Ageing foreign planes targeted in new bill from ruling-party MP
MP Vladimir Gutenev of the United Russia party has prepared and submitted to the government a bill that sets a 15-year limit on the age of foreign-made passenger aircraft allowed for use by Russian airlines.
“The draft is ready and it has been already submitted to the government for review. It proposes a limit of 15 years on calendar age of imported passenger aircraft and also demands that passenger aircraft registered in foreign jurisdictions obtain a Russian airworthiness certificate before making domestic flights,” he said in comments he made to TASS.
Gutenev added that the bill had been developed within the framework of President Vladimir Putin’s direction to increase the safety of passenger air transport in connection with the increased frequency of aircraft incidents.
He emphasized that the proposed regulations only concern passenger aircraft and do not deal with cargo, combat or experimental ones.
According to the Russian lawmaker similar restrictions have been previously introduced in China, India and Brazil.
Earlier this month, an MP from the Communist Party addressed the prime minister and prosecutor general with a request to launch a nationwide inspection of the technical condition of passenger aircraft.
The proposals were prompted by the worst air crash in modern Russian history, which happened on October 31. The Airbus A231 of the Russian airline Kogalymavia (also known as Metrojet) crashed soon after takeoff in the Egyptian resort of Sharm-el-Sheikh, killing all 224 people on board.
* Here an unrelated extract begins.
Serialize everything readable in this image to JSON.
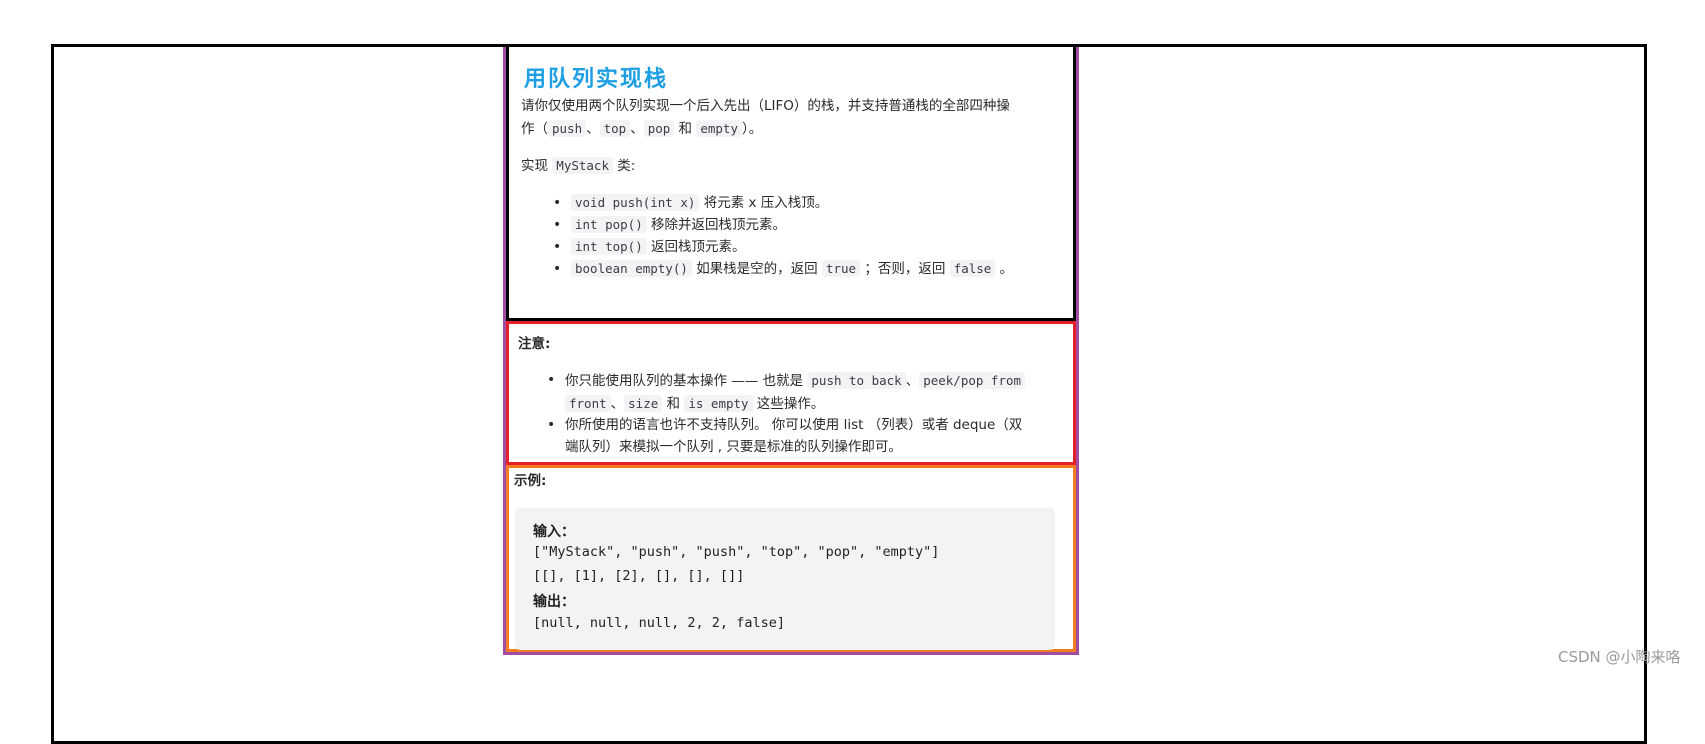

After the disaster Russia stopped all passenger flights to Egypt and those who return from that country have their luggage carried by separate flights conducted by the Emergencies Ministry.
The cause of the tragedy is still being investigated, but British and US mass media have reported that special services of those countries allegedly possess information that the crash could be a result of a terrorist attack. The Russian Foreign Ministry said that it can only cause bewilderment that such important information had not been passed to investigators.